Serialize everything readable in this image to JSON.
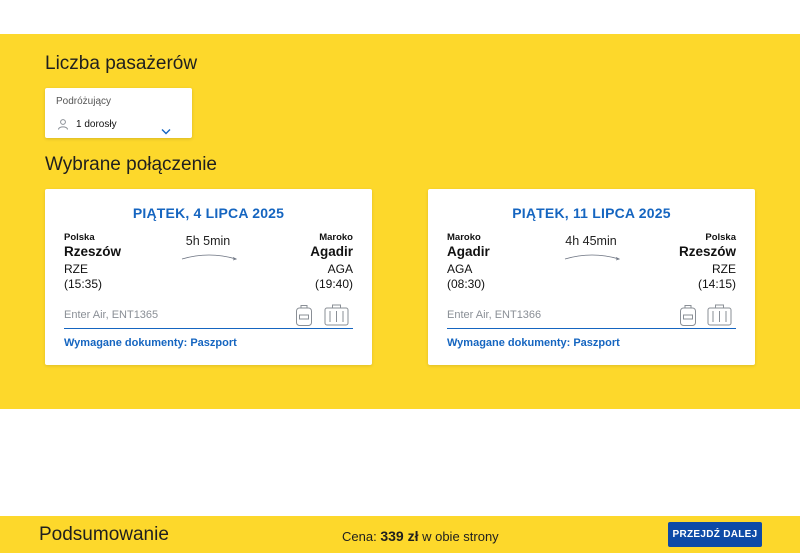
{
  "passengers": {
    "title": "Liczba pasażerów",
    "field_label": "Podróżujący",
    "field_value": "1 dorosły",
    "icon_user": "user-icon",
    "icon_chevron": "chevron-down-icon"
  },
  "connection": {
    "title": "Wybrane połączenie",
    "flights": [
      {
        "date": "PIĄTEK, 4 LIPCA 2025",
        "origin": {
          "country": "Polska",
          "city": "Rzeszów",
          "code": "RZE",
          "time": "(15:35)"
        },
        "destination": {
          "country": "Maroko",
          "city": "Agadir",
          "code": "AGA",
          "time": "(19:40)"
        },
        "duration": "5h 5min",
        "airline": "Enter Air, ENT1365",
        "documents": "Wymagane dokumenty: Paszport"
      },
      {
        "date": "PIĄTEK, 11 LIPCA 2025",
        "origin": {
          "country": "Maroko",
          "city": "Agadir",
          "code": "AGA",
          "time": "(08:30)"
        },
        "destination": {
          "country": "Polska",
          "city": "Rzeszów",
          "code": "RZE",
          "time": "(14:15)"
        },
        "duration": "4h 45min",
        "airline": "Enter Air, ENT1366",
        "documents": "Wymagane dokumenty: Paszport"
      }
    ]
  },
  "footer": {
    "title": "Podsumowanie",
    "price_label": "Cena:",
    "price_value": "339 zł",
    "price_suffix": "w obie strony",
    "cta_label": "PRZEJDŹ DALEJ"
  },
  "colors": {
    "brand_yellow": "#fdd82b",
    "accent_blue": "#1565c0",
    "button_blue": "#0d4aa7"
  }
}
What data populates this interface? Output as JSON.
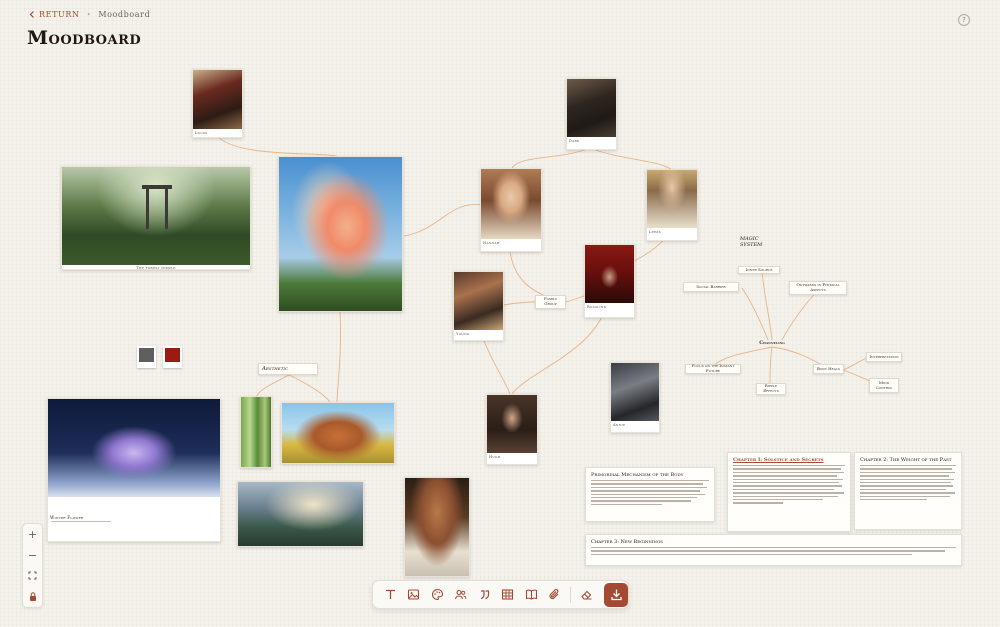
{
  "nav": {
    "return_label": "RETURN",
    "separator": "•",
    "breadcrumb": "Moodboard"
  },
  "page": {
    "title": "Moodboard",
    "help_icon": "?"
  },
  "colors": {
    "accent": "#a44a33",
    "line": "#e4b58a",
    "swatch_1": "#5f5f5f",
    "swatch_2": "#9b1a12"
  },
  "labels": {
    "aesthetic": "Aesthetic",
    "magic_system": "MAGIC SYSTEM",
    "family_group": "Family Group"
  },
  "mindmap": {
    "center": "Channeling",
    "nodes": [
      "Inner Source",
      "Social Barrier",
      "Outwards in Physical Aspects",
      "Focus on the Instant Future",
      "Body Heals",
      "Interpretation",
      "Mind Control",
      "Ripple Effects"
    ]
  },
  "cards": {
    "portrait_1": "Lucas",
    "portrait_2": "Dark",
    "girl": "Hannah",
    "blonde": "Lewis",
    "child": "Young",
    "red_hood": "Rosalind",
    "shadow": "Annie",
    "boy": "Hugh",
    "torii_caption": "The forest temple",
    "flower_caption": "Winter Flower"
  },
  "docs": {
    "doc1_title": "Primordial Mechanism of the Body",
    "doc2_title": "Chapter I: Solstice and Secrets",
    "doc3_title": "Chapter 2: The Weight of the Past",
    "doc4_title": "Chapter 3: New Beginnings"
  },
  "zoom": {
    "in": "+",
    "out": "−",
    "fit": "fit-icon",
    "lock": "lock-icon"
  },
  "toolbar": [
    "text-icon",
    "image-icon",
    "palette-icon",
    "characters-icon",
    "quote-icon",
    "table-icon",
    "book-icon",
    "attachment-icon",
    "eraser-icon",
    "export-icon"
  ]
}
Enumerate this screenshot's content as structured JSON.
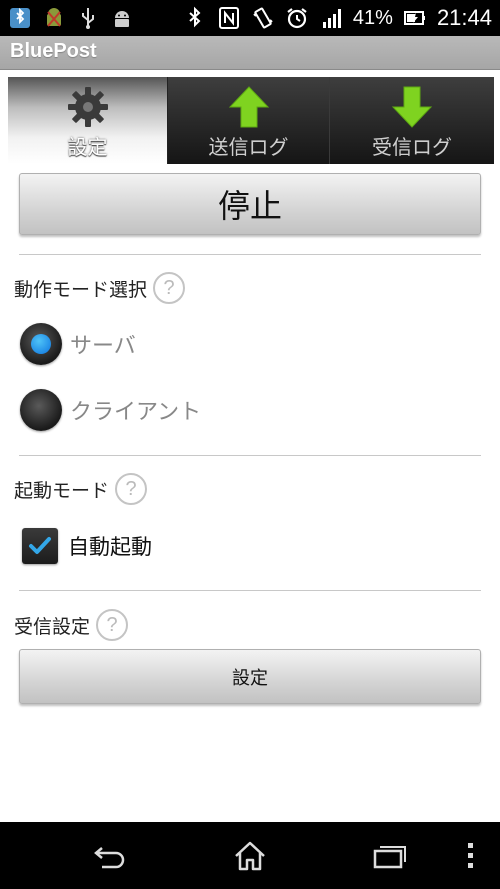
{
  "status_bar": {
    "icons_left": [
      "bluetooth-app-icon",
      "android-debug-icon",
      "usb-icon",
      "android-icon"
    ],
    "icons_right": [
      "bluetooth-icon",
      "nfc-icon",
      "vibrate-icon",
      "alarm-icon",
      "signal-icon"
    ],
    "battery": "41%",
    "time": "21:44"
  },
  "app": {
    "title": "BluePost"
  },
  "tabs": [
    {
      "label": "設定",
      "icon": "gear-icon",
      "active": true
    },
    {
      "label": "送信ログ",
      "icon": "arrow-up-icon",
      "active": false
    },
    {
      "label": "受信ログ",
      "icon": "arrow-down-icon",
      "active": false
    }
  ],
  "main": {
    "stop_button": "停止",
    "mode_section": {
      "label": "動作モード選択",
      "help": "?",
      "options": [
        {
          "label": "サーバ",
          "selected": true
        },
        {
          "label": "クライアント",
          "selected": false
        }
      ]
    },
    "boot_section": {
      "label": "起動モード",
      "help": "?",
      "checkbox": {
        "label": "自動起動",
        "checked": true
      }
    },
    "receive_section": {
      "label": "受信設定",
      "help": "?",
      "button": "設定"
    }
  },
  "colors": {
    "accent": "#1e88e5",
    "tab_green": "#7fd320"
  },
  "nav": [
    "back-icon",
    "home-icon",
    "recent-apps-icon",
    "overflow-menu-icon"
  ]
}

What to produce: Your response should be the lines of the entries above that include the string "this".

Reply:
Serialize everything readable in this image to JSON.
What data populates this interface? Output as JSON.
Enumerate this screenshot's content as structured JSON.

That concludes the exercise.